--- SOURCE DATA Enclosed Below ---

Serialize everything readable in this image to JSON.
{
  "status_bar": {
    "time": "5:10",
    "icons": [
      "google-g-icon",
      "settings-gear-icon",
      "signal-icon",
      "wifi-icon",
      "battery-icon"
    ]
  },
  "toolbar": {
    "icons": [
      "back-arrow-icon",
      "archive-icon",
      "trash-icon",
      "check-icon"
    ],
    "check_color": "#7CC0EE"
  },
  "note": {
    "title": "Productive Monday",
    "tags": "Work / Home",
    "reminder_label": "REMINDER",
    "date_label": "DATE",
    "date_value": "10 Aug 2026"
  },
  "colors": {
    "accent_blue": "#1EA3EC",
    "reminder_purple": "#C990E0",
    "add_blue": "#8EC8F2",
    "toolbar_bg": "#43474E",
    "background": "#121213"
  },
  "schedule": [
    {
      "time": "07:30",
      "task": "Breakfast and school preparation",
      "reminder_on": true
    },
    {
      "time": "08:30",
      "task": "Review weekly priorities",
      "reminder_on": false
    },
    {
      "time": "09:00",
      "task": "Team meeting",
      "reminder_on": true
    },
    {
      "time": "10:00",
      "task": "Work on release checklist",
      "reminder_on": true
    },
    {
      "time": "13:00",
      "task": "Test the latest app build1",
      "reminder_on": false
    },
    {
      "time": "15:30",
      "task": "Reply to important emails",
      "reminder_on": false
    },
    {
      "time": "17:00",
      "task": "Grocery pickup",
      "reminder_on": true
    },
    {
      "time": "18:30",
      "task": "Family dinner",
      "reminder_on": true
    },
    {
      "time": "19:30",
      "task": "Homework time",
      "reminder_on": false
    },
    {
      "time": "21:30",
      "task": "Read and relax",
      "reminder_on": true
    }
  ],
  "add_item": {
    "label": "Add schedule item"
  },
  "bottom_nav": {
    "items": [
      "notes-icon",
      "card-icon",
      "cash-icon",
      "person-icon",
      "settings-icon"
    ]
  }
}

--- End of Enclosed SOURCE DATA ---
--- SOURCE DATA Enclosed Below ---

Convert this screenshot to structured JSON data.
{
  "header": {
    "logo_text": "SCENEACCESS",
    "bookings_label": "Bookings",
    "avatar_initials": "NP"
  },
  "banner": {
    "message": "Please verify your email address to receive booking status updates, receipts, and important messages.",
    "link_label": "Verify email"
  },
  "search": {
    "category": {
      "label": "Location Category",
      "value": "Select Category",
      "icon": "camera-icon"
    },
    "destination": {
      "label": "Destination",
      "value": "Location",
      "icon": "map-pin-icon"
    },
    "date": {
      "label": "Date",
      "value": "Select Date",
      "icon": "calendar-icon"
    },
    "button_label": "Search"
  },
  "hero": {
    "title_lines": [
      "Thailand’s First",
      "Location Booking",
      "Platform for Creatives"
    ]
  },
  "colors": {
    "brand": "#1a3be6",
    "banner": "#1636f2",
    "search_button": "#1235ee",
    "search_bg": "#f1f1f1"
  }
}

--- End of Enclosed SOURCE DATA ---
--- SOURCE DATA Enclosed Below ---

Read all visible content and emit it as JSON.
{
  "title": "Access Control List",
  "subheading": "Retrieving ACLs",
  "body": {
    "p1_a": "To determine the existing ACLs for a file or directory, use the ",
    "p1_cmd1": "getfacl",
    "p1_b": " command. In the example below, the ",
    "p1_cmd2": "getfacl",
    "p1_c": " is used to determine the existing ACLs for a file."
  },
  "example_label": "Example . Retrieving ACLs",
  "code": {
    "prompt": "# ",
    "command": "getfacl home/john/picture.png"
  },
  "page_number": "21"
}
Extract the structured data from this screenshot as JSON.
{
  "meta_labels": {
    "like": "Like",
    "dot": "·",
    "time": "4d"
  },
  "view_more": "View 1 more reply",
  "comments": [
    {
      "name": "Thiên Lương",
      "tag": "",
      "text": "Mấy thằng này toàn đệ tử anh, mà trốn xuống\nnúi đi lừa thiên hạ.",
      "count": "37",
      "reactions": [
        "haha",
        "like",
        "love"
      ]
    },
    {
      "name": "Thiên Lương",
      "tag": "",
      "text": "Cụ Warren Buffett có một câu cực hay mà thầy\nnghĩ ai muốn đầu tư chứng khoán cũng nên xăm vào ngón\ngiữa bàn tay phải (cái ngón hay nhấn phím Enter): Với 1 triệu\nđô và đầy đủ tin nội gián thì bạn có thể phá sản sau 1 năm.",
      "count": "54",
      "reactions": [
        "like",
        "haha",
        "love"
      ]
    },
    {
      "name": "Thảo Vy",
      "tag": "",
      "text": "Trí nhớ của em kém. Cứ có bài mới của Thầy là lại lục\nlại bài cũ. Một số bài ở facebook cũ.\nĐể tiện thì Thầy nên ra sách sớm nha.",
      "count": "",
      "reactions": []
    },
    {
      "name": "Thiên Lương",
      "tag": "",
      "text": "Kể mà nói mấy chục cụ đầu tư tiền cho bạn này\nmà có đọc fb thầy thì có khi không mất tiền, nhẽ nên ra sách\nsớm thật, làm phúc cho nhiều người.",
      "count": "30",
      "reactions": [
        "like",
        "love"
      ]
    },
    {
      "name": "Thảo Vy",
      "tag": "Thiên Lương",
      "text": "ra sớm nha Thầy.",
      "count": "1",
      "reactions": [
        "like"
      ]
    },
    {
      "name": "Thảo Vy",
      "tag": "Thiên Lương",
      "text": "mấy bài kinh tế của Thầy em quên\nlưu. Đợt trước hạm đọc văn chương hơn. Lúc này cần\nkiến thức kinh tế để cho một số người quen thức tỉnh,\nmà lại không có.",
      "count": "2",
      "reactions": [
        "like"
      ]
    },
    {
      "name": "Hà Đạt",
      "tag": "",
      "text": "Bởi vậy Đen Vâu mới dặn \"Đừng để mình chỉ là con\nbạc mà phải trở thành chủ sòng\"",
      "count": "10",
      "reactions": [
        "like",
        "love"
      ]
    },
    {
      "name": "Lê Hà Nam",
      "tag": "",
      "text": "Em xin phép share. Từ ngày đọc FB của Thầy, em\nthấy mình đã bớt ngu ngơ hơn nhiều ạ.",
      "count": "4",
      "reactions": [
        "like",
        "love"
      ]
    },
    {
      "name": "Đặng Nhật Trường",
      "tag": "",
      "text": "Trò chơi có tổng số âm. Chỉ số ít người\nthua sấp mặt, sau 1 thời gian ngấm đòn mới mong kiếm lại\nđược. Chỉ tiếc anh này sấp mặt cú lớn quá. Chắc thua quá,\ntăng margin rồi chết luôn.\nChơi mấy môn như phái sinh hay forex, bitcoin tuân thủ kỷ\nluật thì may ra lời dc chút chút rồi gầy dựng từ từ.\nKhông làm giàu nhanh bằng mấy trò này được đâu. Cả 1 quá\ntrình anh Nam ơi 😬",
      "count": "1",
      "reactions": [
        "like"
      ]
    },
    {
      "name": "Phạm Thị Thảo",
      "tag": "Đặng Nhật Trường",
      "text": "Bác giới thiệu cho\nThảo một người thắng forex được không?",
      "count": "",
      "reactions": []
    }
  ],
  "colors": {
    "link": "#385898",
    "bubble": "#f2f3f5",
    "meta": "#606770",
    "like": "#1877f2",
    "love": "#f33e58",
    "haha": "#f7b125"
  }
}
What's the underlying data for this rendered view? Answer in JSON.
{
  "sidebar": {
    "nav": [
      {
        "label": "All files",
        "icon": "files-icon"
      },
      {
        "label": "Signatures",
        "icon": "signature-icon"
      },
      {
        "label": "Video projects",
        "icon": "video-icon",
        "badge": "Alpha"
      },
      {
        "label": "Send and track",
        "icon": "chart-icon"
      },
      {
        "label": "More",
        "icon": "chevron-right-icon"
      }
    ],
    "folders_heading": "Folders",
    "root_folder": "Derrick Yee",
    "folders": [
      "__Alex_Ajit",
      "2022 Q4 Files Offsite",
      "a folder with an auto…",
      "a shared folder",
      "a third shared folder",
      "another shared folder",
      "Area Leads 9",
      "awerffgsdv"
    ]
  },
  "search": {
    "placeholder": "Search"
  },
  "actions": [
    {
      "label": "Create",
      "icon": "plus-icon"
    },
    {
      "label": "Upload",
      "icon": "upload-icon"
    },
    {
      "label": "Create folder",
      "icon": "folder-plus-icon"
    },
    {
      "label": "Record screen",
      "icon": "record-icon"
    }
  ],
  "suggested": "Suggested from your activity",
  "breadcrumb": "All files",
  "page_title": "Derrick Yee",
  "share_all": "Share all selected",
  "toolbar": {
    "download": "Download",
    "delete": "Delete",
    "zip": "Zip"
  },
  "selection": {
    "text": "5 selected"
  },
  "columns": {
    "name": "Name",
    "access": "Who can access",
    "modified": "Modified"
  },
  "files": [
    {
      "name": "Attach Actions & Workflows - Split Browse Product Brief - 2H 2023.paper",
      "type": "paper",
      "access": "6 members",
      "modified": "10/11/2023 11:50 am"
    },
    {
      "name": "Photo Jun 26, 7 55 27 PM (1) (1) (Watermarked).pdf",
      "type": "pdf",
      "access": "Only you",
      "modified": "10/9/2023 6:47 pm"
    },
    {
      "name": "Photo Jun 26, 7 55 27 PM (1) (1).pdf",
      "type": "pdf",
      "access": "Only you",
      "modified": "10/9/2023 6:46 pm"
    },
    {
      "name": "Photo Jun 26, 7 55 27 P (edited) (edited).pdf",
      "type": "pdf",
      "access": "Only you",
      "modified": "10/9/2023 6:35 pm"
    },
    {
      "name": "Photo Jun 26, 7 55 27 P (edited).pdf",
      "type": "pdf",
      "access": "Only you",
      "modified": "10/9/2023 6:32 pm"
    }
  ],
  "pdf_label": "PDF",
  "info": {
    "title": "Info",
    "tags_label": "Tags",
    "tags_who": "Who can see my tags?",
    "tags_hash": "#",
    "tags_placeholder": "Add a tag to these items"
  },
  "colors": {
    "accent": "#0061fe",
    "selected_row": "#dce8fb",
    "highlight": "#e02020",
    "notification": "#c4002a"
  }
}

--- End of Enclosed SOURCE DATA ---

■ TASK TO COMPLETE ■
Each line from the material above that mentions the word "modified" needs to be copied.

■ RESULT OF THE EXERCISE ■
    "modified": "Modified"
      "modified": "10/11/2023 11:50 am"
      "modified": "10/9/2023 6:47 pm"
      "modified": "10/9/2023 6:46 pm"
      "modified": "10/9/2023 6:35 pm"
      "modified": "10/9/2023 6:32 pm"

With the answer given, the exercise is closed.